"If an optic produces better results in excellent seeing than another optic, why would it not produce better results in average or bad seeing? The seeing does not change the optical quality of the lens."
That's the $10k question. The short answer is something close to seeing affecting both apertures equally while the optics differ. A premium optic focuses a distorted wavefront into a 1/10 pv mess, and a lesser optic focuses the same wavefront into a 1/4 pv mess.
It's not the optical quality, which is different in both scopes, that composes the final seeing induced image, it's the messy wavefront coming to focus the same way in both. This is the effect of seeing where the optic is dealing with a disrupted wavefront (seeing) instead of creating an abberant one from a perfect wavefront (quality). At least in my intuition, anyway, if it makes any sense.
It's why we sometimes hear or understand a premium optic cannot fix an already distorted one into something better. It only forms a 1/10 pv messy star image from an already distorted wavefront long before the optic tries to form a good or bad image from it. The poor image is due to the seeing, not the optic.
"If seeing varies from moment to moment that means the seeing is “not excellent” seeing. With excellent seeing there are no jumps, scintillation and no movement."

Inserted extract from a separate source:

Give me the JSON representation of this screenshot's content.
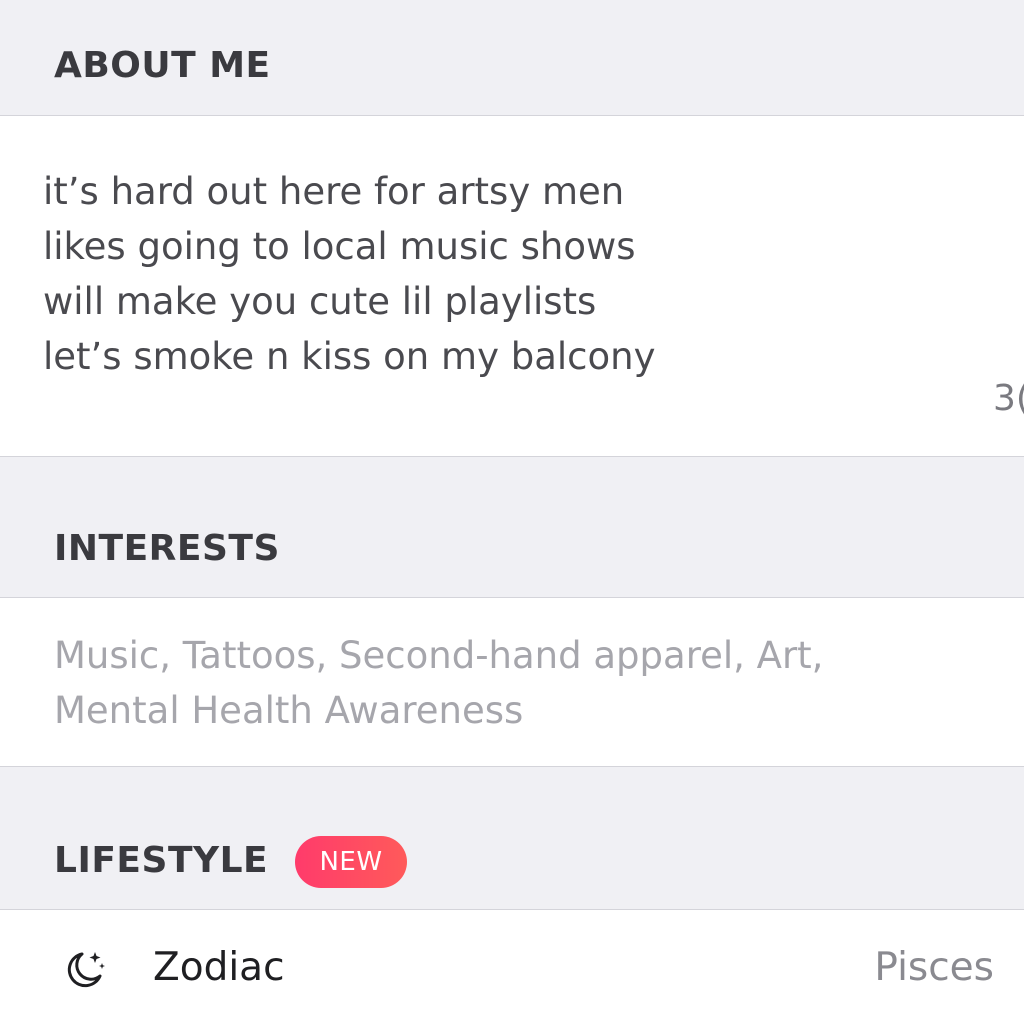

This is not my experience. There is always movement however slight. Even in the best seeing, which is hardly ever completely stable, there are even better moments. Its during those brief best moments where finest Jovian detail rolls in and out of view.
One night I was checking out Plato's craterlets in great seeing through a 6" aperture. I held at least 6 of them mostly steady in crater form during above average seeing good enough to do so. Then out of nowhere, a 7th smaller crater form rolled into clear view briefly, then faded from view. It reappeared 3 times during the observation of Plato. Even during great seeing, patience pays off.
I've not compared with a certified premium optic, but I have used some good ones. At least as good is defined by whomever.
I think Suiter’s “wobbly stack” is the correct analogy. Everything along that stack can impact the final image: Optical quality, diagonal, focus, eyepieces, etc. etc.
In your example you need too add the aberrations in the optics to those in the seeing. That is what makes the difference. Because you can’t do anything about the seeing, the goal for an observer is an “aberration free” “wobbly stack”.
Think of it this way… two telescopes with the same optical quality but one uses a diagonal that is really dirty and smeared the other diagonal is spotless.
Which telescope will produce the better image? Why? The seeing is the same. The optic is the same.
Because the light path before the eye has been compromised in the scope with the filthy diagonal (a diagonal with aberrations) that scope will deliver a poorer image. Because those aberrations in the diagonal have been "added" to those in the seeing.
Now just change the aberrations in the diagonal to those in the primary optic and it is the same process.
Why do people want good eyepieces? Why do people want their scopes to be thermally stable? Why do people want focusers that allow for exact focus? Etc.
Anything that adds aberrations along Suiter’s “wobbly stack” will worsen the image regardless of seeing.
That is why along with an excellent optic you need an excellent diagonal, perfect focus, excellent eyepieces, thermal stability, etc. etc. etc.
You can’t do anything about the seeing but you can do some of these other things that will improve performance in ALL seeing conditions.